“It’s good news,” said Brad Sherwood of the Sonoma County Water Agency, the water wholesaler that serves the local agencies. “Our Russian River water supply system is not in a drought condition.”

The water agency released calculations this week showing that the local water suppliers can balance water demand and supply over three more dry years, thereby gaining exemptions from the conservation standards imposed 10 months ago by the State Water Resources Control Board. In addition to Santa Rosa, the affected municipal systems include Petaluma, Rohnert Park, Windsor, Sonoma and Valley of the Moon Water District.

Local water suppliers that cannot meet demand will be assigned water-savings targets equal to their shortfall, according to the revised conservation program adopted by the water board on Wednesday.

“It does appear we have an adequate water supply for the next three years,” said Jennifer Burke, deputy director of water resources for Santa Rosa.

Read more at: Mandatory water savings may soon be over for most Sonoma County residents | The Press Democrat

Filed under Sustainable Living, Water

State Water Board adopts ‘stress test’ approach to water conservation regulation

MAVEN’S NOTEBOOK

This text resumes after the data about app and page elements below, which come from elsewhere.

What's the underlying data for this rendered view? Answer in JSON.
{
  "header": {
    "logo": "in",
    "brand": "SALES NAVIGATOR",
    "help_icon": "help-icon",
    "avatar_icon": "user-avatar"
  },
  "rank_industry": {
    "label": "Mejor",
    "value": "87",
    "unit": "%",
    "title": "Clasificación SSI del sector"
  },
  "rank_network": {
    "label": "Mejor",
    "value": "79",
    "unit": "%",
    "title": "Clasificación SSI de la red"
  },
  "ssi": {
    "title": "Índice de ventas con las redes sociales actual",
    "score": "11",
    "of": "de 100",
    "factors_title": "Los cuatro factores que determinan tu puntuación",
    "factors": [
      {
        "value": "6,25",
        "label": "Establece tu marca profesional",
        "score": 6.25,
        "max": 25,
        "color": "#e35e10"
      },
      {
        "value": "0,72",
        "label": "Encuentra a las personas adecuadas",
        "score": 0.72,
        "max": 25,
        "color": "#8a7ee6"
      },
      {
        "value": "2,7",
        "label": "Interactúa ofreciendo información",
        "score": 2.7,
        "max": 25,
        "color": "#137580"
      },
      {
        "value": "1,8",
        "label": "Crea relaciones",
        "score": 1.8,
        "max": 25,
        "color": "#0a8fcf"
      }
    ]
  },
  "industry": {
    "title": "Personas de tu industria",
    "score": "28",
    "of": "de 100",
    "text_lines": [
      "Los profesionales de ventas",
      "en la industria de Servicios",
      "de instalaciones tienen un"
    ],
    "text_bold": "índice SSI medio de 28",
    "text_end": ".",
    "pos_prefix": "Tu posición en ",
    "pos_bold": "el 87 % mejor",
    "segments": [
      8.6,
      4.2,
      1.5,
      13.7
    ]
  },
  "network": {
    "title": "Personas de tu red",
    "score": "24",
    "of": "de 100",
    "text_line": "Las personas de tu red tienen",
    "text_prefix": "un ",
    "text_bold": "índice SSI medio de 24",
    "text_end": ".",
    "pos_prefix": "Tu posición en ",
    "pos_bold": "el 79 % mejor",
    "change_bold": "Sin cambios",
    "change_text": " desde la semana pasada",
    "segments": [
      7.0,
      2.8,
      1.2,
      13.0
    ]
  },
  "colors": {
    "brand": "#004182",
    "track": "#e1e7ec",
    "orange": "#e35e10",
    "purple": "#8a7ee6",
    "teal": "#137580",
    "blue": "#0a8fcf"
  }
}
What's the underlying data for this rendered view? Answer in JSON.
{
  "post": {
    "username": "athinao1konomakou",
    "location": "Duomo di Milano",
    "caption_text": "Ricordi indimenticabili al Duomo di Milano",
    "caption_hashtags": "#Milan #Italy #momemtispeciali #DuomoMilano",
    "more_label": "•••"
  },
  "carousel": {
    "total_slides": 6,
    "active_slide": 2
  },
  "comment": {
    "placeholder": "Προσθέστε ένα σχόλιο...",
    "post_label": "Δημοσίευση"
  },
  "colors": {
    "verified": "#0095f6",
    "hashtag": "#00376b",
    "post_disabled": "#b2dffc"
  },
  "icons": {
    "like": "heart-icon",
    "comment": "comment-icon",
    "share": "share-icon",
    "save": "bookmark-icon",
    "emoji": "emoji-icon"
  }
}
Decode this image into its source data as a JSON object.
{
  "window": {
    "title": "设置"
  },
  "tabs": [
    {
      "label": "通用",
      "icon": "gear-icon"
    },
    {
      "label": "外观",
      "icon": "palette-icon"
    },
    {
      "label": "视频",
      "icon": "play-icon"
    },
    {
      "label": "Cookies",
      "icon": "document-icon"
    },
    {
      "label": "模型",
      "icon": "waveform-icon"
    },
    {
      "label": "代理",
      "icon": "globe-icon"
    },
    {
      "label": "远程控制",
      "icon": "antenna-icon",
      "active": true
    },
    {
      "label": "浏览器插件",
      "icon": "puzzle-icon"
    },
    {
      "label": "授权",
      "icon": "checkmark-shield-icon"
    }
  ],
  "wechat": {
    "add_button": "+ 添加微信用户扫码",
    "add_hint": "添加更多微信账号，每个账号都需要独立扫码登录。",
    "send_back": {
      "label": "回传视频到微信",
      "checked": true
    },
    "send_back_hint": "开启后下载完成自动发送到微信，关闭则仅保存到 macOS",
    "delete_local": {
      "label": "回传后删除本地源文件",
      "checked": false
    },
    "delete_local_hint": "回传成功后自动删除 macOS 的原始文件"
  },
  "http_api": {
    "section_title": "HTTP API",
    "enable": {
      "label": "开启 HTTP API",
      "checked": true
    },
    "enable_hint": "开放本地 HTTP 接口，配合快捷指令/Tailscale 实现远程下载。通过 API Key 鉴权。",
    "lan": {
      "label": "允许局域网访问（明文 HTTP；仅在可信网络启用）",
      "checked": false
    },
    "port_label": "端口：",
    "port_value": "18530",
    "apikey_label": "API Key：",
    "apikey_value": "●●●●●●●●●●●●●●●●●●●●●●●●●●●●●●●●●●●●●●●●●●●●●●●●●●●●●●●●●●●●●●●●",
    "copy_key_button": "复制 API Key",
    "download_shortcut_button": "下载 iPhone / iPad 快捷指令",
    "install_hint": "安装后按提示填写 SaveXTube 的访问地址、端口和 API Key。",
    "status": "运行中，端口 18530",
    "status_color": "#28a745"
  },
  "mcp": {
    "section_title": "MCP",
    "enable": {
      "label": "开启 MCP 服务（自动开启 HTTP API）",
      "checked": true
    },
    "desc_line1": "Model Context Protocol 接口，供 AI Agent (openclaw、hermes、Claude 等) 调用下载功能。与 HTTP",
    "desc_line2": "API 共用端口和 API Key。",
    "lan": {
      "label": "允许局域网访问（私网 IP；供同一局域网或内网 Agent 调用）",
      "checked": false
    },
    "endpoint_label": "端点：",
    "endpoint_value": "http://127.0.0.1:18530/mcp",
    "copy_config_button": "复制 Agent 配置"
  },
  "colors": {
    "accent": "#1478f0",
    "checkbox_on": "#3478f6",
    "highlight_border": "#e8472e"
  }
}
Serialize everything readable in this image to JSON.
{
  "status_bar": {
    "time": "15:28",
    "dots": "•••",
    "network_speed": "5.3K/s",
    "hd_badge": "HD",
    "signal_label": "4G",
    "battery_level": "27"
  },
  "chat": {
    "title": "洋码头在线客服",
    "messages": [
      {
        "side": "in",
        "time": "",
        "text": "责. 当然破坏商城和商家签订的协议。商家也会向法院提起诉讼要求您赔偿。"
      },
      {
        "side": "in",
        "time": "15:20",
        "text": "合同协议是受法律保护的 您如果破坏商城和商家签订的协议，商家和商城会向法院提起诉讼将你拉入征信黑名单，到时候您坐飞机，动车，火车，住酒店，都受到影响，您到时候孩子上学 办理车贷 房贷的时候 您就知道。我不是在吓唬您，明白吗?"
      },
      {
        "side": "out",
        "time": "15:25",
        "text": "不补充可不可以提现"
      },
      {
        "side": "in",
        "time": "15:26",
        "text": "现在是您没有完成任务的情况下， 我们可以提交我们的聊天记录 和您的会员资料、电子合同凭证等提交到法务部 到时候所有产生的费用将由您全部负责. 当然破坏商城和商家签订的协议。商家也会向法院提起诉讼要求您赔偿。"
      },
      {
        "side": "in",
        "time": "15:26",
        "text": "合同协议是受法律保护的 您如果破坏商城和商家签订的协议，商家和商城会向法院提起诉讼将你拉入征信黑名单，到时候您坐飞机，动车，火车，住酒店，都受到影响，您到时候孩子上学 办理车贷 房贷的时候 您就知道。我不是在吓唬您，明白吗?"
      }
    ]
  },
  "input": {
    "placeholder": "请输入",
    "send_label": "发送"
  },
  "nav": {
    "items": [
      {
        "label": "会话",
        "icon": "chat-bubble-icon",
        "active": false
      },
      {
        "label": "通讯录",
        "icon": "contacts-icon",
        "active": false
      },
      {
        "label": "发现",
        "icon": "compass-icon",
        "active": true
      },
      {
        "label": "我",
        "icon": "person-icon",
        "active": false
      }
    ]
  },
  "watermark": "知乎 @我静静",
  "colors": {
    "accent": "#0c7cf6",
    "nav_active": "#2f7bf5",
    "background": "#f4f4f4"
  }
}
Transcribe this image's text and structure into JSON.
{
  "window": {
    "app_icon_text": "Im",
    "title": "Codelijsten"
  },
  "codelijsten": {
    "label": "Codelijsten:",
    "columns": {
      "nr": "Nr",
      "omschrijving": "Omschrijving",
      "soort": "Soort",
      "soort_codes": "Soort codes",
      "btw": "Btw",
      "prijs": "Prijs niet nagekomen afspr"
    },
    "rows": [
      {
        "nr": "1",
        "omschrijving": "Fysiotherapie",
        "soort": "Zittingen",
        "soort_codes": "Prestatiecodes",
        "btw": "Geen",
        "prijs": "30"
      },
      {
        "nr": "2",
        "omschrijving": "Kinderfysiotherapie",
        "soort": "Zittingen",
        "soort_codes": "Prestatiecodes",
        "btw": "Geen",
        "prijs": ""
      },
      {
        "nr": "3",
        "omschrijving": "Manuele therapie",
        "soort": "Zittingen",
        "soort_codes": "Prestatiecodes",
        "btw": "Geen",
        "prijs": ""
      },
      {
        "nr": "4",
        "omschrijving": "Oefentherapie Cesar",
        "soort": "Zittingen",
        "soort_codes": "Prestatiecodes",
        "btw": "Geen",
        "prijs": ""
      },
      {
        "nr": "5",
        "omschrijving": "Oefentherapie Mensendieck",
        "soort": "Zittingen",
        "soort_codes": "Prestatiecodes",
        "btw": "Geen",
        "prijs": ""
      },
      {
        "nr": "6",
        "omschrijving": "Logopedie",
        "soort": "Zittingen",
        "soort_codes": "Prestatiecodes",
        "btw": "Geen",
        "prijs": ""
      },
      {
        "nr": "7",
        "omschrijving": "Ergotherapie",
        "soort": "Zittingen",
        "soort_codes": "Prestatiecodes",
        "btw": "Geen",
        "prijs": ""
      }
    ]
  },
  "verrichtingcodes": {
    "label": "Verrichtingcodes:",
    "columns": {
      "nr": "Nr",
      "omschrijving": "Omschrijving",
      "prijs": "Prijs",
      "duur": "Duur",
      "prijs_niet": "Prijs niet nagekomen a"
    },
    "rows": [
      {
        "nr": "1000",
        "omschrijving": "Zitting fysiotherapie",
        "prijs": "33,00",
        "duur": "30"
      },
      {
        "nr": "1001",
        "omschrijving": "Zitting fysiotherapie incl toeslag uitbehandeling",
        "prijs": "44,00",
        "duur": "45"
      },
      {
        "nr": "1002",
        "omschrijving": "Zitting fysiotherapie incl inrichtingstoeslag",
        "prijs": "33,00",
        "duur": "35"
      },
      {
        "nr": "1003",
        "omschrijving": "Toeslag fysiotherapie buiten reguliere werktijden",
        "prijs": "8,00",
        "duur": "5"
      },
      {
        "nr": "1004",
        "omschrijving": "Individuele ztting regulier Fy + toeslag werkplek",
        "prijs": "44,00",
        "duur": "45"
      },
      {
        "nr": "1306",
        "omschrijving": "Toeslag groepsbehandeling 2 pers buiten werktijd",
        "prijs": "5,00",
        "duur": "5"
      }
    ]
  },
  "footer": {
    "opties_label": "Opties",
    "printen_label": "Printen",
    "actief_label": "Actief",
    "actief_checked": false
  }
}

The State Water Resources Control Board today adopted a statewide water conservation approach that replaces the prior percentage reduction-based water conservation standard with a localized “stress test” approach that mandates urban water suppliers act now to ensure at least a three year supply of water to their customers under drought conditions.

Recognizing persistent yet less severe drought conditions throughout California, the newly adopted emergency regulation will replace the Feb. 2 emergency water conservation regulation that set specific water conservation benchmarks at the state level for each urban water supplier. Today’s adopted regulation, which will be in effect through January 2017, requires locally developed conservation standards based upon each agency’s specific circumstances.

These standards require local water agencies to ensure a three-year supply assuming three more dry years like the ones the state experienced from 2012 to 2015.  Water agencies that would face shortages under three additional dry years will be required to meet a conservation standard equal to the amount of shortage. For example, if a water agency projects it would have a 10 percent supply shortfall, their mandatory conservation standard would be 10 percent.

Read more at: MAVEN’S NOTEBOOK – Water news

Filed under Sustainable Living, Water